This sentence could refer to a dining couch, "the couch pleases you" / "you like the couch." One could see this sentence esp. given that there was a pecking order based on honor status. But "bed" works nicely, too. https://ancientromeandfinedining.weebly.com/the-dining-space.html
"Conjugation" only applies to verbs. But yes, there are declension tables.
Also, I was wrong. "Suus" is only the reflexive, as in "He likes his own bed." Otherwise it is in fact "eius" (which is the genitive, not the possessive).
Thank you so much, Rae. Latin is easy in the word order in a sentence, but much harder than other languages in its declension.
So "he likes HIS bed" is "Lectus eius ei placet" & "he likes YOUR bed" is "Lectus tuus ei placet".
Now, I need time to digest the new materials.
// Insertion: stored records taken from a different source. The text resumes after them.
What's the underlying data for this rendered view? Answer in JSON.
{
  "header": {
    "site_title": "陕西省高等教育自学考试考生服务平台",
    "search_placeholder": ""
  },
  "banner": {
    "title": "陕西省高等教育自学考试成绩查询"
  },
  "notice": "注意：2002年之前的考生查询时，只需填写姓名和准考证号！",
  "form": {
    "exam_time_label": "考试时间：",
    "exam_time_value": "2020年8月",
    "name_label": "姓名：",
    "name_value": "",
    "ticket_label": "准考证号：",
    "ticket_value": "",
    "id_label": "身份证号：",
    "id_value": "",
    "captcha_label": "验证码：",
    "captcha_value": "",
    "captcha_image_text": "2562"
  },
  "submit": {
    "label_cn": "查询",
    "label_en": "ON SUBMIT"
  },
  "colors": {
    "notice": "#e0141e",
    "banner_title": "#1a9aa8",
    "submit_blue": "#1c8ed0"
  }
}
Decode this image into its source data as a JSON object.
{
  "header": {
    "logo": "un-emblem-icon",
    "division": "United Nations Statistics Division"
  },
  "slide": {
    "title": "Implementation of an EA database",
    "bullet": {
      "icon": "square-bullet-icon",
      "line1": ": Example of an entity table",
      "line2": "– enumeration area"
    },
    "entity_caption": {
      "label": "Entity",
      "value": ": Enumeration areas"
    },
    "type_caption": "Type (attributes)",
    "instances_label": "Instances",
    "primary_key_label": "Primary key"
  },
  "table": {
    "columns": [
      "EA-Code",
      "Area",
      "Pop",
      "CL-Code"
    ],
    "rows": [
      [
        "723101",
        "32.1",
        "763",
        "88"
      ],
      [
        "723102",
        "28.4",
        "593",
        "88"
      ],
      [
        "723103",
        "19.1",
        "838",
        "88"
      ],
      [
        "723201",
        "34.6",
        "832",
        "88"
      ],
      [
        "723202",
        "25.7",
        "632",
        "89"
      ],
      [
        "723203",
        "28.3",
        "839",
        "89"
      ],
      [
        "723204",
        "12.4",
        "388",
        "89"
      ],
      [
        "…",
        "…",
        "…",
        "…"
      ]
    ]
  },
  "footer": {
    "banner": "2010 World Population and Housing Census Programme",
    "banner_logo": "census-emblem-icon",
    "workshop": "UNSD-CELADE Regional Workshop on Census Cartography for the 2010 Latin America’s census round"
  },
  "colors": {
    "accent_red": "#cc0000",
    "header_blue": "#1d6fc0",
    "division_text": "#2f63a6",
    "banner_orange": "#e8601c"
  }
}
Thanks again, Rae.
For the structure of this particular sentence: https://www.duolingo.com/skill/la/Routines/tips-and-notes
Here is a plain-English overview of what the cases are and how they work:
Latin cases, in English
Adjectives must agree in gender, number, and case with the nouns they modify, but they have their own declensions. Sometimes you get lucky and the adjective just happens to follow the same declension as the noun, but that is not a guarantee.